The line between "heavenly signs" and "pagan nonsense" is quite clear. We cannot indulge in superstition, chance, luck, horoscopes, etc. (Maimonides - Ta'anit 1:3, Avoda Zara 6:1-2 and 11:4-16)

Although a person is born under an astrological influence, the Jewish approach is not to put much stock in astrology. That's because the Talmud states: "ain mazal l'Yisrael" - by elevating oneself spiritually, a Jew can literally change their human nature, and thus are able to override their original astrological pattern.

And yet, the spacey nature of fish is mentioned in the Midrash ("Sifri D'Agadeta" Esther 3). - that Adar being represented with fish,

When Haman drew lots to determine decree the best time to destroy the Jews, he was happy that it fell in the month of Adar (Pisces). He reasoned that when pursuing food, fish are oblivious to dangers. Thus Haman assumed he could kill the Jews without resistance.

However, this is a double-edged sword. Either the fish becomes prey, or it takes others prey. They have a tendency for comeback victories. Esther and Mordechai were oblivious to the dangers of entering the King's palace without invitation, and thus the Jews were saved. The very astrological nature that Haman assumed would bring about the Jews' destruction is what saved them. For example, the gallows prepared by Haman became the tool of his demise. It was a complete turn-around: "VeNohapoch Hu" (Esther 9:1).

Tai Chi

I recently took a class in Tai Chi, which focused a lot on an unseen force flowing in the universe and through the body they call "Chi," which can be focused for health and self-defense. Is this concept consistent with Judaism? Is there any analogous concept in Judaism?

The Aish Rabbi Replies:

This concept is not inconsistent with mainstream Jewish ideology, as long as one believes that this force, like all forces in the universe, is created and controlled by God. I personally have been practicing Tai Chi for a couple years, and have experienced the sensation of the energy you describe.
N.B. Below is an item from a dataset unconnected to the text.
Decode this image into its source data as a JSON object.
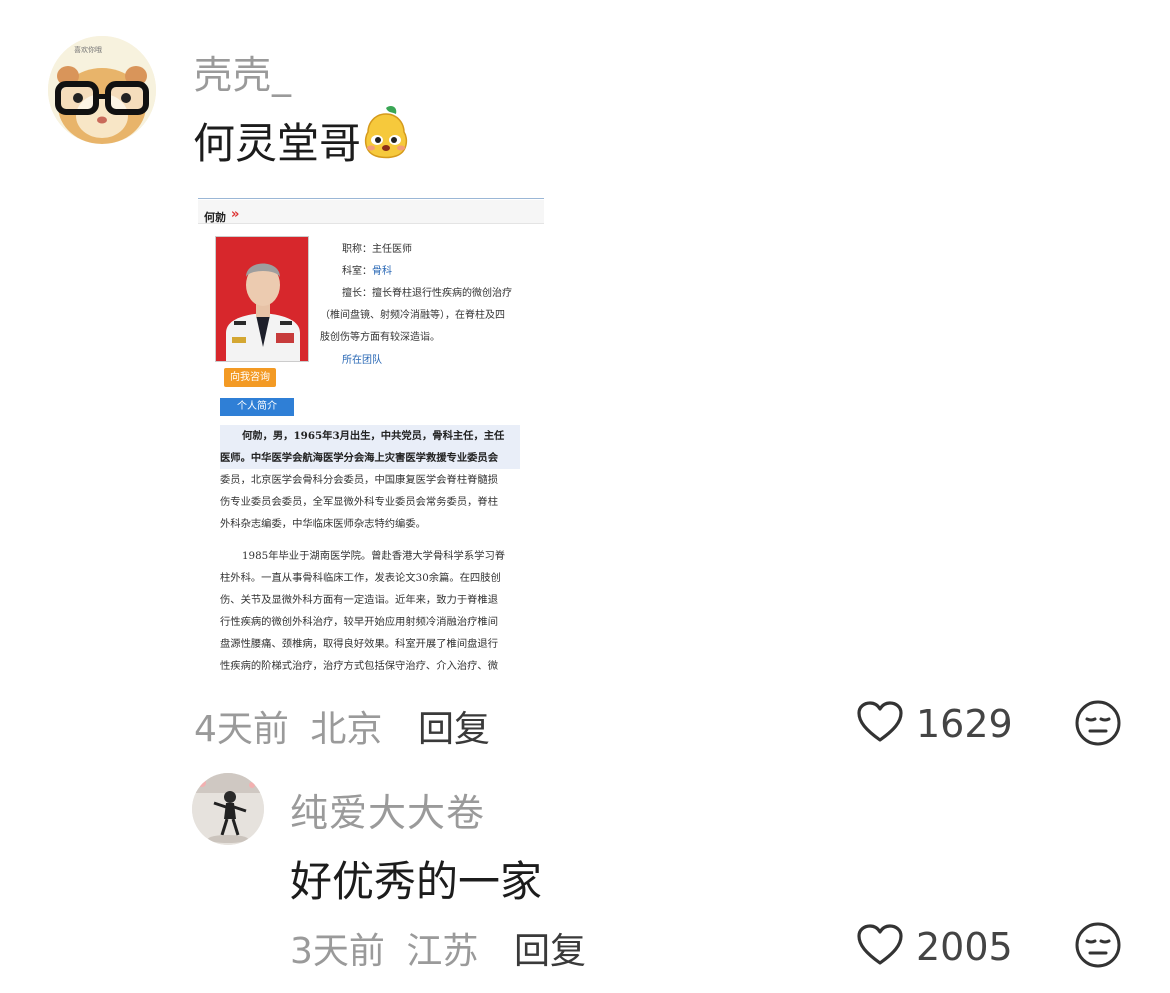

My personal theory is that the word "Chi" is derived from the Hebrew word "Chai" which means life, or life force. This is not surprising, as there is a thesis that all languages are derived from Hebrew, which is the language God used to create the universe. Furthermore, the Torah says that Abraham, at the end of his life, had many children who to whom he gave gifts, then sent them away from his home, as only Isaac would be the father of the Jewish people. The Torah says he sent them eastward, to the land of the East (Genesis 25:6). The "gifts" Abraham endowed them, were certain spiritual secrets of the universe (see Rashi, ad loc).
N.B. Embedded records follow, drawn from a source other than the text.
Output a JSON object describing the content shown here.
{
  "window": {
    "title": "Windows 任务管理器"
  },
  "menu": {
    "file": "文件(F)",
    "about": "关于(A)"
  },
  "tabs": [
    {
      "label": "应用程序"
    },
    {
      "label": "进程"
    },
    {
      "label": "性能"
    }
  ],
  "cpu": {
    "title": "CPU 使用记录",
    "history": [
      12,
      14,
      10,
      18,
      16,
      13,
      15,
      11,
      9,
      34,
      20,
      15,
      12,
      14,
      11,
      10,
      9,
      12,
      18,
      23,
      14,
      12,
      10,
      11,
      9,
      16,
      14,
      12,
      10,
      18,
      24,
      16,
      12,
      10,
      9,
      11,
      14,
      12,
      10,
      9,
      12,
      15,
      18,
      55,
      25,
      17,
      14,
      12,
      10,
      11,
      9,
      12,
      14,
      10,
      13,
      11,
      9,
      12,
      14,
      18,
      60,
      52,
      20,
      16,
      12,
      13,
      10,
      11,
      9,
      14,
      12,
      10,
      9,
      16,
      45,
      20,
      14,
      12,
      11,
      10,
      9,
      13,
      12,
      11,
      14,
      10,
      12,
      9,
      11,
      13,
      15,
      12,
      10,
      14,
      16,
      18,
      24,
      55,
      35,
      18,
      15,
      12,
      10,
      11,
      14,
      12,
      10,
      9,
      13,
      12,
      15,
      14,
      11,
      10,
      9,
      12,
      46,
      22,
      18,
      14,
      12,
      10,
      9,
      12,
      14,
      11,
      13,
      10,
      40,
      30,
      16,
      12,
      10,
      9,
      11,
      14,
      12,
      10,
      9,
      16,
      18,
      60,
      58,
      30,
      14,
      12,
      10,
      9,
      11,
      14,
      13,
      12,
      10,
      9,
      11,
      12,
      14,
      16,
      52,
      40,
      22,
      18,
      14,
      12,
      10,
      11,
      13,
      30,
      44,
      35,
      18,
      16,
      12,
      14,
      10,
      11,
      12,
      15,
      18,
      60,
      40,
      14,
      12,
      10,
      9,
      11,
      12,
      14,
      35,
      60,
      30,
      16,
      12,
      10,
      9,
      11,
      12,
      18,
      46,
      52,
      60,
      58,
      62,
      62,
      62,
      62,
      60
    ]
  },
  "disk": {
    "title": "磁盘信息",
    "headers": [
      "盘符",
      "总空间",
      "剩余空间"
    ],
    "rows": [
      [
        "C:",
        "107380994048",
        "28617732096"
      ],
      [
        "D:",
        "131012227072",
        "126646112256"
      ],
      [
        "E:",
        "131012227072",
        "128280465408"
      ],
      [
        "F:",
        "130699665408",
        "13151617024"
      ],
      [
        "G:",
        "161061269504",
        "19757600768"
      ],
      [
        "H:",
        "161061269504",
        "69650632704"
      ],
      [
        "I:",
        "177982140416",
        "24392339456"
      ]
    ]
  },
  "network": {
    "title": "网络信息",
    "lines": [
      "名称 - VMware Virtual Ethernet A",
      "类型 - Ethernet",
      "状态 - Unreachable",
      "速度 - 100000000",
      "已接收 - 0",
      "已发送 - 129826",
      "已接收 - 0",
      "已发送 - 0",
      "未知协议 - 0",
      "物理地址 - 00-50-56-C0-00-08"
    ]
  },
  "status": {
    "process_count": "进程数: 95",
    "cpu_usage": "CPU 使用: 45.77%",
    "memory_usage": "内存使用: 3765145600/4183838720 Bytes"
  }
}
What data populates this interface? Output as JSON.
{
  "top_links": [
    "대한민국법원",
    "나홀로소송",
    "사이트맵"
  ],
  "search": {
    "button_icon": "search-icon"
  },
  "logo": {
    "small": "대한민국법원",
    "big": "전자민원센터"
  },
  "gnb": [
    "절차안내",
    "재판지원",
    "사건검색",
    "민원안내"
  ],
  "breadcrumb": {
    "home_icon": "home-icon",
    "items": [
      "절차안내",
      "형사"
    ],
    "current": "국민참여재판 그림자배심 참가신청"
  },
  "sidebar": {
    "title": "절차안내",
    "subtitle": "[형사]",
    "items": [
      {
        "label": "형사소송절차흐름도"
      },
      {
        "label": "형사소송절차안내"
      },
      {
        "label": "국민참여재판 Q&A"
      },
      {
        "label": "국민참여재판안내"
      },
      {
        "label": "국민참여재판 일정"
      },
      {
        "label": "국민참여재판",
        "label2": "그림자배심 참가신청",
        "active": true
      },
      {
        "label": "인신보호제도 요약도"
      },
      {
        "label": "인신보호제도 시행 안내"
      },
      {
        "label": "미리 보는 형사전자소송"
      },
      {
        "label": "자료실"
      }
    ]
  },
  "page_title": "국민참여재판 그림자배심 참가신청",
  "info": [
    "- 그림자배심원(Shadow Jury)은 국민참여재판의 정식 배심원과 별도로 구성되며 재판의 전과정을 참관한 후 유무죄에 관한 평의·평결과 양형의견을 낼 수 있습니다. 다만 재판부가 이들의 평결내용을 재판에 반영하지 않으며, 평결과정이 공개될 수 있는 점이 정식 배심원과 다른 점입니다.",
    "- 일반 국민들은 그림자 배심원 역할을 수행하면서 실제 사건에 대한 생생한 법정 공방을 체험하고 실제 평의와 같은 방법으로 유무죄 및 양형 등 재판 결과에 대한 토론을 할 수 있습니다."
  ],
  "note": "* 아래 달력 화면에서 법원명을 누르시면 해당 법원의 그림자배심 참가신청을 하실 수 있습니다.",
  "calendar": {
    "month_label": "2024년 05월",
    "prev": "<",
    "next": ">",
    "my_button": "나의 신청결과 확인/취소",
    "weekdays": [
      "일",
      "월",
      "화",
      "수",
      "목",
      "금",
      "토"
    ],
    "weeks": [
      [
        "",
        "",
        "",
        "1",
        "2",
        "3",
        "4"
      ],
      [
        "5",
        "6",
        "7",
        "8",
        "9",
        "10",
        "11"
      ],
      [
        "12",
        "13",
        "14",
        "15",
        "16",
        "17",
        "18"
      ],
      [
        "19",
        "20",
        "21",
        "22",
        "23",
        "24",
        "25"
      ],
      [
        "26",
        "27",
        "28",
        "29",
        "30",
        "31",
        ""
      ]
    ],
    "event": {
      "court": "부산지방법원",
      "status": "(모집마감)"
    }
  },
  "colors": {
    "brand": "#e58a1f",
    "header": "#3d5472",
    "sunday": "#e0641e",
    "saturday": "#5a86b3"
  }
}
This is the early source of many of the concepts which later formed the Eastern philosophies and religions. It is therefore not surprising to me that much of Eastern meditation, medicine and thought, revolves around the concept of Chi, based upon Chai.

The Kabbalists explain how the main parts of the body coincide with the different spheres, or "sefiros," each one representing a different expression of spiritual energy emanating from God. This is based upon the concept that every person is a microcosm of the universe, created in the image of God, Who endowed us with the power to affect the entire universe with our actions. The "Chi" referred to in self-defense and healing is not meant to be a spiritual energy, rather a physical energy flowing through the body. It is probably the external manifestation of this spiritual energy flowing through us, giving us great spiritual power.
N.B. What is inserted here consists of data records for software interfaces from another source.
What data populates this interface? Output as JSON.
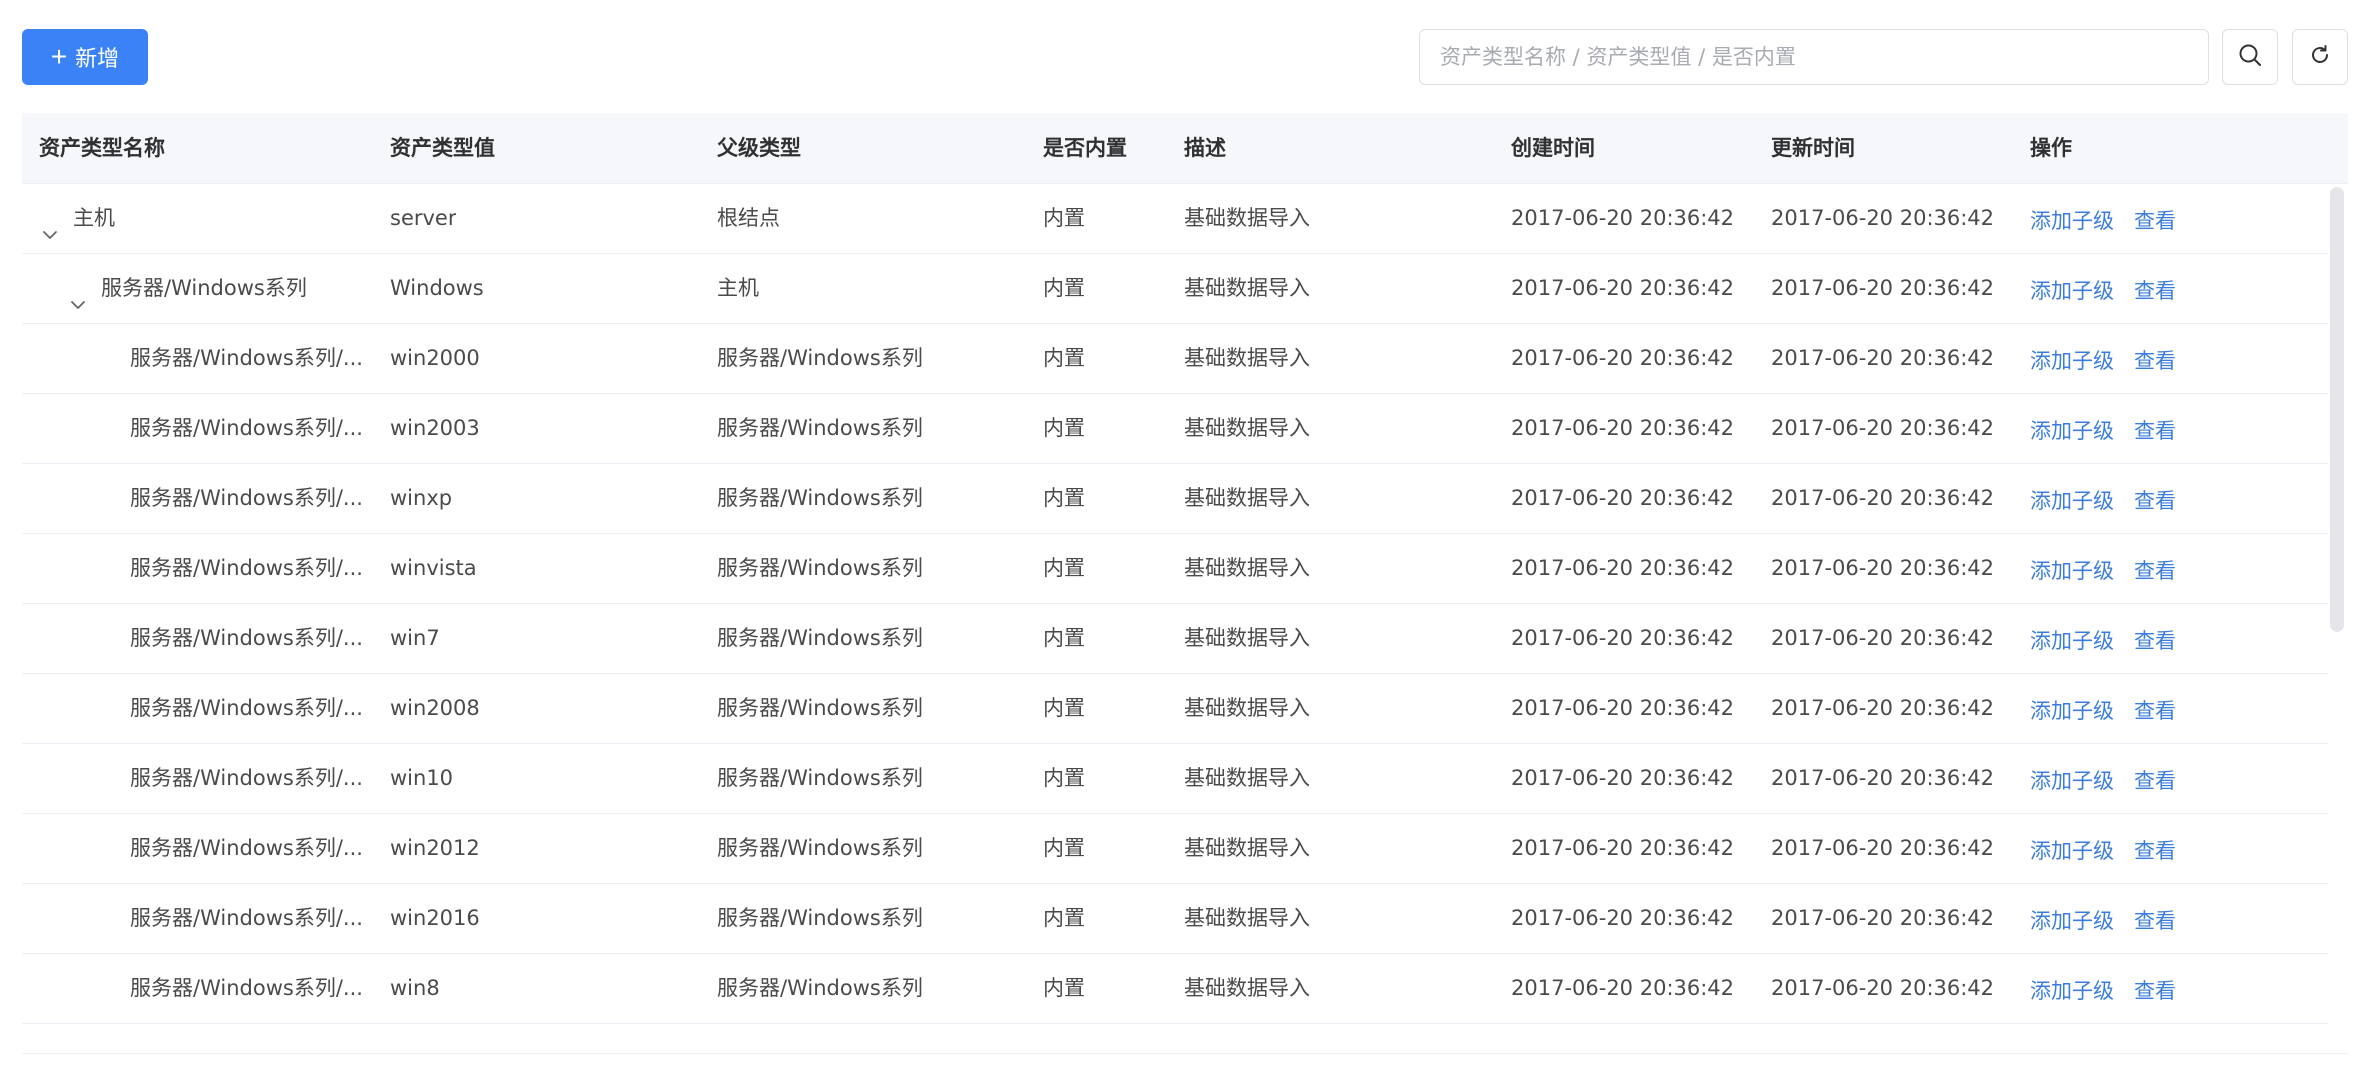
{
  "toolbar": {
    "add_label": "新增",
    "search_placeholder": "资产类型名称 / 资产类型值 / 是否内置"
  },
  "table": {
    "columns": [
      "资产类型名称",
      "资产类型值",
      "父级类型",
      "是否内置",
      "描述",
      "创建时间",
      "更新时间",
      "操作"
    ],
    "actions": {
      "add_child": "添加子级",
      "view": "查看"
    },
    "rows": [
      {
        "name": "主机",
        "value": "server",
        "parent": "根结点",
        "builtin": "内置",
        "desc": "基础数据导入",
        "created": "2017-06-20 20:36:42",
        "updated": "2017-06-20 20:36:42"
      },
      {
        "name": "服务器/Windows系列",
        "value": "Windows",
        "parent": "主机",
        "builtin": "内置",
        "desc": "基础数据导入",
        "created": "2017-06-20 20:36:42",
        "updated": "2017-06-20 20:36:42"
      },
      {
        "name": "服务器/Windows系列/...",
        "value": "win2000",
        "parent": "服务器/Windows系列",
        "builtin": "内置",
        "desc": "基础数据导入",
        "created": "2017-06-20 20:36:42",
        "updated": "2017-06-20 20:36:42"
      },
      {
        "name": "服务器/Windows系列/...",
        "value": "win2003",
        "parent": "服务器/Windows系列",
        "builtin": "内置",
        "desc": "基础数据导入",
        "created": "2017-06-20 20:36:42",
        "updated": "2017-06-20 20:36:42"
      },
      {
        "name": "服务器/Windows系列/...",
        "value": "winxp",
        "parent": "服务器/Windows系列",
        "builtin": "内置",
        "desc": "基础数据导入",
        "created": "2017-06-20 20:36:42",
        "updated": "2017-06-20 20:36:42"
      },
      {
        "name": "服务器/Windows系列/...",
        "value": "winvista",
        "parent": "服务器/Windows系列",
        "builtin": "内置",
        "desc": "基础数据导入",
        "created": "2017-06-20 20:36:42",
        "updated": "2017-06-20 20:36:42"
      },
      {
        "name": "服务器/Windows系列/...",
        "value": "win7",
        "parent": "服务器/Windows系列",
        "builtin": "内置",
        "desc": "基础数据导入",
        "created": "2017-06-20 20:36:42",
        "updated": "2017-06-20 20:36:42"
      },
      {
        "name": "服务器/Windows系列/...",
        "value": "win2008",
        "parent": "服务器/Windows系列",
        "builtin": "内置",
        "desc": "基础数据导入",
        "created": "2017-06-20 20:36:42",
        "updated": "2017-06-20 20:36:42"
      },
      {
        "name": "服务器/Windows系列/...",
        "value": "win10",
        "parent": "服务器/Windows系列",
        "builtin": "内置",
        "desc": "基础数据导入",
        "created": "2017-06-20 20:36:42",
        "updated": "2017-06-20 20:36:42"
      },
      {
        "name": "服务器/Windows系列/...",
        "value": "win2012",
        "parent": "服务器/Windows系列",
        "builtin": "内置",
        "desc": "基础数据导入",
        "created": "2017-06-20 20:36:42",
        "updated": "2017-06-20 20:36:42"
      },
      {
        "name": "服务器/Windows系列/...",
        "value": "win2016",
        "parent": "服务器/Windows系列",
        "builtin": "内置",
        "desc": "基础数据导入",
        "created": "2017-06-20 20:36:42",
        "updated": "2017-06-20 20:36:42"
      },
      {
        "name": "服务器/Windows系列/...",
        "value": "win8",
        "parent": "服务器/Windows系列",
        "builtin": "内置",
        "desc": "基础数据导入",
        "created": "2017-06-20 20:36:42",
        "updated": "2017-06-20 20:36:42"
      }
    ]
  }
}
The concepts of Yin and Yang, sinking back and receiving/ pushing outward and returning, I believe are rooted in one of the deepest Kabbalistic concepts. There is a core concept of our relationship with God called "ratzoh veshov," which translates loosely as desire to get close to God, and at the same time retreat from that closeness. In marriage, which mirrors our relationship with God, each spouse is to give and simultaneously receive. This also connects to the two opposites of loving-kindness (chesed), and strictness (din), which also work hand in hand, despite their apparent dichotomy.

I don't mean to say that one fulfills practicing Judaism by practicing Tai Chi, but I see no contradiction. This is, provided, that no bowing or worshipping to, or worshipping any forces, images, or the room, etc. takes place, which would come under the prohibition of idol worship, completely prohibited by Judaism.